Is It Stealing? Larceny as Defined by New York Law
(2) Of someone else’s property
This element simply means that the property cannot be yours.
Imagine you lend your car to your friend to drive to work for the day. You then find out that your friend said rude things about you. Enraged, you take an Uber to your friend’s office and use your extra key to start the car and drive it away. Despite the hardship this may impose on your friend, he can’t successfully accuse you of larceny because the car is yours.
The one exception to this is where you co-own property with someone else. For example, let’s say that while living with a girlfriend you jointly purchase a flat screen tv. If the two of you break up, and you take the tv, she could successfully accuse you larceny. In this example, your girlfriend’s possessory interest is equal to yours, and you are depriving her of her ownership rights.

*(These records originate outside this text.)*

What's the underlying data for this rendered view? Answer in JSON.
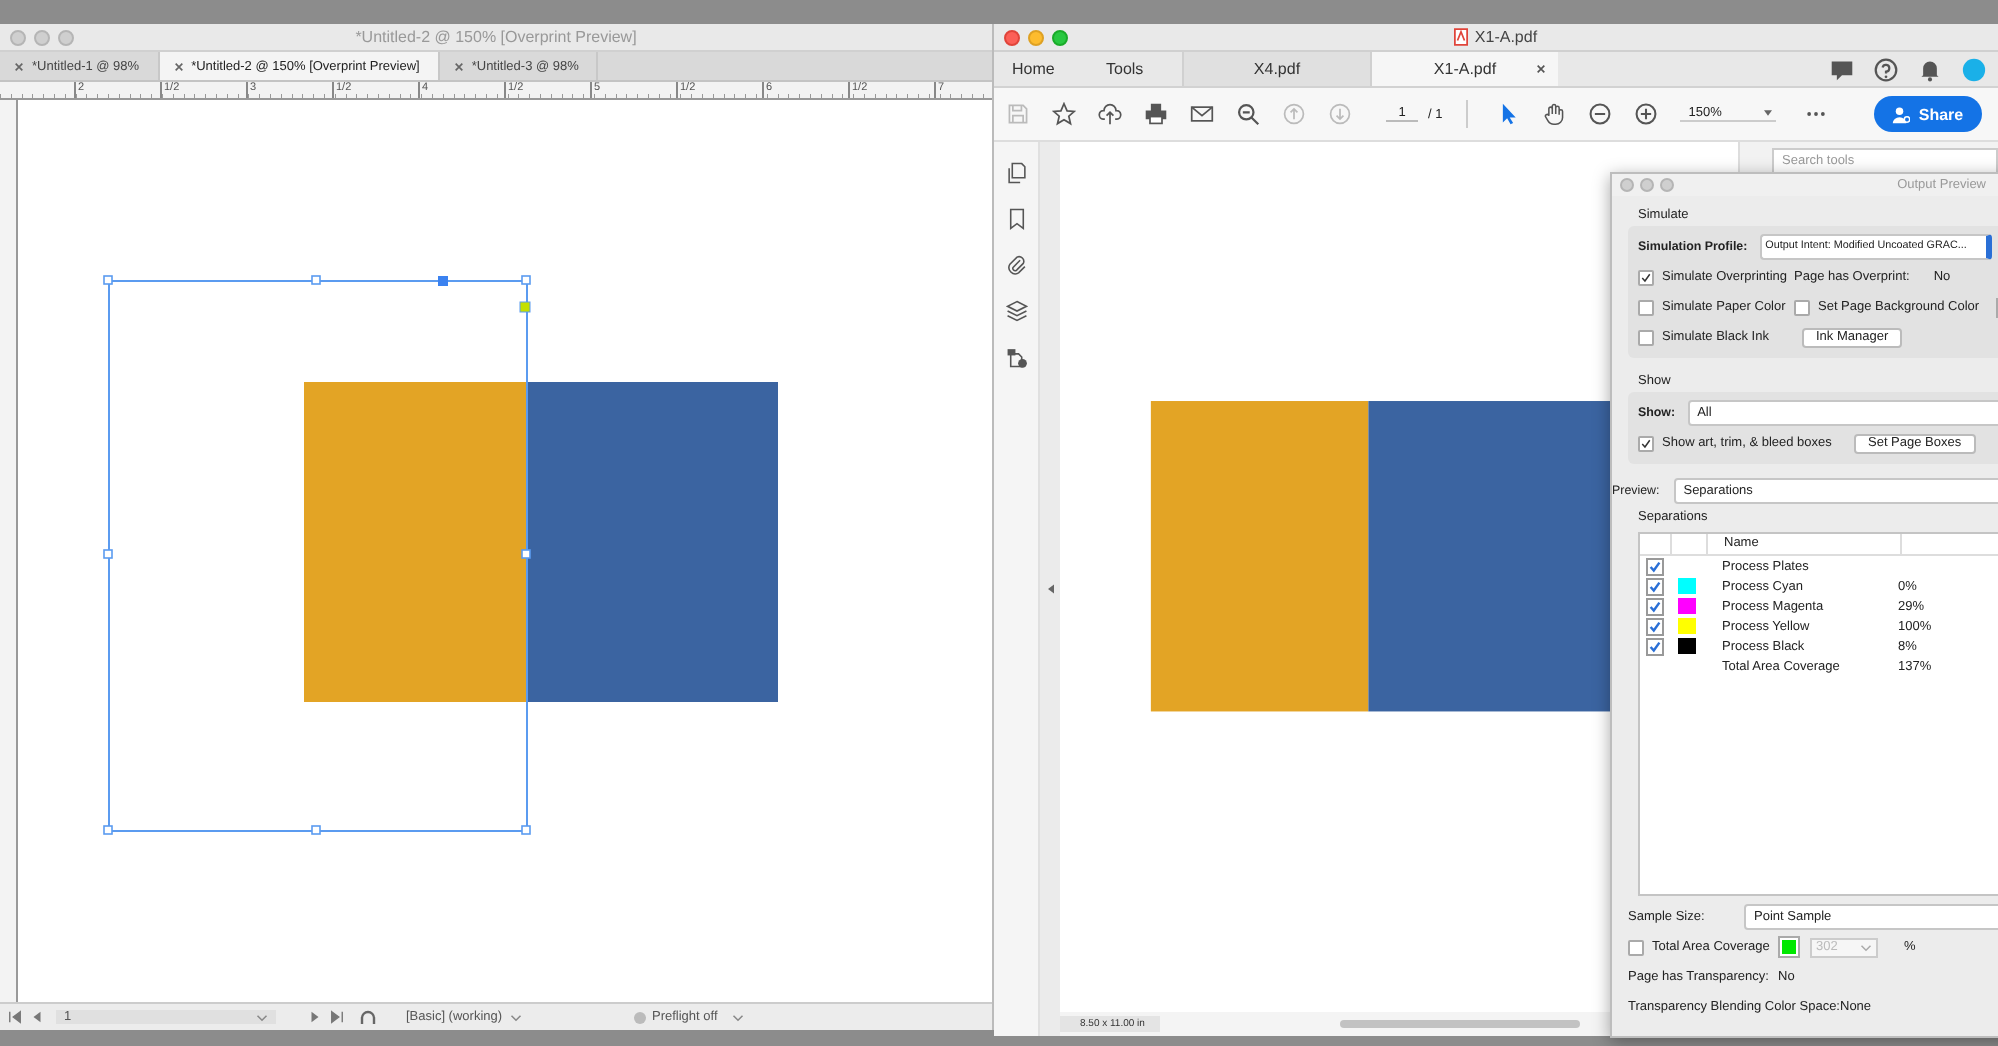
{
  "indesign": {
    "title": "*Untitled-2 @ 150% [Overprint Preview]",
    "tabs": [
      {
        "label": "*Untitled-1 @ 98%",
        "selected": false
      },
      {
        "label": "*Untitled-2 @ 150% [Overprint Preview]",
        "selected": true
      },
      {
        "label": "*Untitled-3 @ 98%",
        "selected": false
      }
    ],
    "ruler_labels": [
      "2",
      "1/2",
      "3",
      "1/2",
      "4",
      "1/2",
      "5",
      "1/2",
      "6",
      "1/2",
      "7"
    ],
    "status_bar": {
      "page": "1",
      "style": "[Basic] (working)",
      "preflight": "Preflight off"
    }
  },
  "acrobat": {
    "title": "X1-A.pdf",
    "nav": [
      "Home",
      "Tools"
    ],
    "tabs": [
      {
        "label": "X4.pdf",
        "selected": false
      },
      {
        "label": "X1-A.pdf",
        "selected": true
      }
    ],
    "page": {
      "current": "1",
      "total": "/ 1"
    },
    "zoom": "150%",
    "share_button": "Share",
    "search_placeholder": "Search tools",
    "page_size": "8.50 x 11.00 in"
  },
  "output_preview": {
    "title": "Output Preview",
    "simulate": {
      "heading": "Simulate",
      "profile_label": "Simulation Profile:",
      "profile": "Output Intent: Modified Uncoated GRAC...",
      "options": [
        {
          "label": "Simulate Overprinting",
          "checked": true
        },
        {
          "label": "Simulate Paper Color",
          "checked": false
        },
        {
          "label": "Set Page Background Color",
          "checked": false
        },
        {
          "label": "Simulate Black Ink",
          "checked": false
        }
      ],
      "overprint_label": "Page has Overprint:",
      "overprint_value": "No",
      "ink_manager_button": "Ink Manager"
    },
    "show": {
      "heading": "Show",
      "label": "Show:",
      "value": "All",
      "boxes_option": {
        "label": "Show art, trim, & bleed boxes",
        "checked": true
      },
      "page_boxes_button": "Set Page Boxes"
    },
    "preview": {
      "label": "Preview:",
      "value": "Separations"
    },
    "separations": {
      "heading": "Separations",
      "column": "Name",
      "rows": [
        {
          "kind": "plate",
          "name": "Process Plates",
          "checked": true
        },
        {
          "kind": "ink",
          "name": "Process Cyan",
          "checked": true,
          "color": "#00ffff",
          "coverage": "0%"
        },
        {
          "kind": "ink",
          "name": "Process Magenta",
          "checked": true,
          "color": "#ff00ff",
          "coverage": "29%"
        },
        {
          "kind": "ink",
          "name": "Process Yellow",
          "checked": true,
          "color": "#ffff00",
          "coverage": "100%"
        },
        {
          "kind": "ink",
          "name": "Process Black",
          "checked": true,
          "color": "#000000",
          "coverage": "8%"
        },
        {
          "kind": "total",
          "name": "Total Area Coverage",
          "coverage": "137%"
        }
      ]
    },
    "sample_size": {
      "label": "Sample Size:",
      "value": "Point Sample"
    },
    "total_area_coverage": {
      "label": "Total Area Coverage",
      "checked": false,
      "value": "302",
      "disabled": true,
      "unit": "%"
    },
    "transparency": {
      "label": "Page has Transparency:",
      "value": "No"
    },
    "blending_space": {
      "label": "Transparency Blending Color Space:",
      "value": "None"
    }
  }
}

(3) With the intent to either deprive the owner, OR to take the property for himself or someone else:
Intent is an important element in any criminal case, because proving it requires evidence of your state of mind.

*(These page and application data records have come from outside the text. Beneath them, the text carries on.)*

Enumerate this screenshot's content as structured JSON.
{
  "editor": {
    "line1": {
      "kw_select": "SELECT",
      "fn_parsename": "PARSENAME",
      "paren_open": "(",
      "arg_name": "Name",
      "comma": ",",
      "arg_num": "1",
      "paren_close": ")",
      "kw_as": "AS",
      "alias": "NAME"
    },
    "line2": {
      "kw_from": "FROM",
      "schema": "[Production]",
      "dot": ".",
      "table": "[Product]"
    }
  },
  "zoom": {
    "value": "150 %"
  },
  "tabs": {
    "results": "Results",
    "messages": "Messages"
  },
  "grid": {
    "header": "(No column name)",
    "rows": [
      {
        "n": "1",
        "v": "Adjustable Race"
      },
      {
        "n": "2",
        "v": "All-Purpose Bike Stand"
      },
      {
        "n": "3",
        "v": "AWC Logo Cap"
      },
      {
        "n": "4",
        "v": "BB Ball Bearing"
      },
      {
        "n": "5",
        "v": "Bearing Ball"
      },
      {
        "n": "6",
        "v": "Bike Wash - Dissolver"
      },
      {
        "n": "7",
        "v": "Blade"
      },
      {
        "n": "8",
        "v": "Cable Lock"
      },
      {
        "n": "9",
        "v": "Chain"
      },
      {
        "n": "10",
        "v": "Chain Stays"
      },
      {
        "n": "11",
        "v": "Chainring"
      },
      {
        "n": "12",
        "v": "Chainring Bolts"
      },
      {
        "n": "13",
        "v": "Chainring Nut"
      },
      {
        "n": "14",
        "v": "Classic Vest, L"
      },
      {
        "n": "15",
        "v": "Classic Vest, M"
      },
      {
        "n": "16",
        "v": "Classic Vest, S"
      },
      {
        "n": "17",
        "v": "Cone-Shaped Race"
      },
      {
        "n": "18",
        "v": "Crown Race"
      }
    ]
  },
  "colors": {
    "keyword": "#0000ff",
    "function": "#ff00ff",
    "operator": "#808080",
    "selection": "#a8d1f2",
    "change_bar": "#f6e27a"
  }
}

For example, if your wife went into labor, and you jumped in an unlocked car with the key in the ignition that just so happened to be sitting nearby, establishing intent would be difficult because your motivation was not to deprive the owner of the car, nor was it to take it for yourself. Your intent was to bring your wife to the hospital.
Explaining Important Terms
There are several terms used in the statute that require clarification. New York Penal Law § 55 has a more thorough explanation of the terms used, but here is a simplified breakdown of the ones you might be most curious to understand:
Generally, the value of the property refers to the market value at the time and place of the crime. If the market value cannot be determined, then value is calculated according to the cost of replacement within a reasonable time after the crime. However, when the value cannot be satisfactorily ascertained, it will be considered less than two hundred
and fifty dollars.
The “owner” is the person who has a superior right of possession to the taker. For example, where one person stole a wallet, and the wallet was then stolen from him by a second person, the second person is still guilty of larceny. That’s not to say he wouldn’t expose himself to sanctions for the original theft by pressing charges against the second thief, but the second thief is still a thief in the eyes of the law.
It’s also important to note on this point, that where a person is lawfully possessing property, they have a superior possessory interest to a person with a security interest in that property, unless there is a specific agreement to the contrary. This is true even if the person with the security interest has legal title.
To deprive another person of property, you must either take someone else’s property from them, or arrange for it to be taken. The time period also matters.
For example, borrowing someone’s car for an hour would not be considered depriving them of property for larceny purposes. Stealing it permanently would. Withholding it from him for several years probably would too.
The standard is “for so extended a period or under such circumstances that the major portion of its economic value or benefit is lost to him”.
But you don’t have to keep the property to deprive a person of it for legal purposes. Imagine you steal a wallet out of someone’s purse in a restaurant. You then walk a block away, take out the cash and throw the wallet on the street. The owner might find the wallet, but they most likely won’t. In this case, you would not only be liable for the stolen cash, but for the wallet as well.
Hopefully, this article helped you understand how grand larceny is defined under New York law. For information regarding grand larceny penalties, check out our article, Defeating a Grand Larceny Charge in New York.
As with any crime, it’s important to consult with a criminal defense attorney when you’re facing charges. A risk-free consultation will help you understand your legal rights so you can best defend yourself moving forward.